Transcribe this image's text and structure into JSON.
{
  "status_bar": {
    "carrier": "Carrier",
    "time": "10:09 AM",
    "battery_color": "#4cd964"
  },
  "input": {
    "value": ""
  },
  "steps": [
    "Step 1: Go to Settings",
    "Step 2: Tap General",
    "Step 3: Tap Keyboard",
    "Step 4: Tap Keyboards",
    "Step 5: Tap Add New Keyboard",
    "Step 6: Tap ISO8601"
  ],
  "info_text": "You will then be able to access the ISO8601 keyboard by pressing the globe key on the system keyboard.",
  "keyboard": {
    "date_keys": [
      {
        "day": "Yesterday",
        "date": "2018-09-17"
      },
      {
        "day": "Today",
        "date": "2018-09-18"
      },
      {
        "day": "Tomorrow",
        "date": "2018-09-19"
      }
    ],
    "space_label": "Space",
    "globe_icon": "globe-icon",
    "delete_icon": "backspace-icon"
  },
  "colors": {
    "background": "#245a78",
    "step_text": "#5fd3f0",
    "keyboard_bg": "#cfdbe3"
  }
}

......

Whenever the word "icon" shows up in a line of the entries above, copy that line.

Written solution:
    "globe_icon": "globe-icon",
    "delete_icon": "backspace-icon"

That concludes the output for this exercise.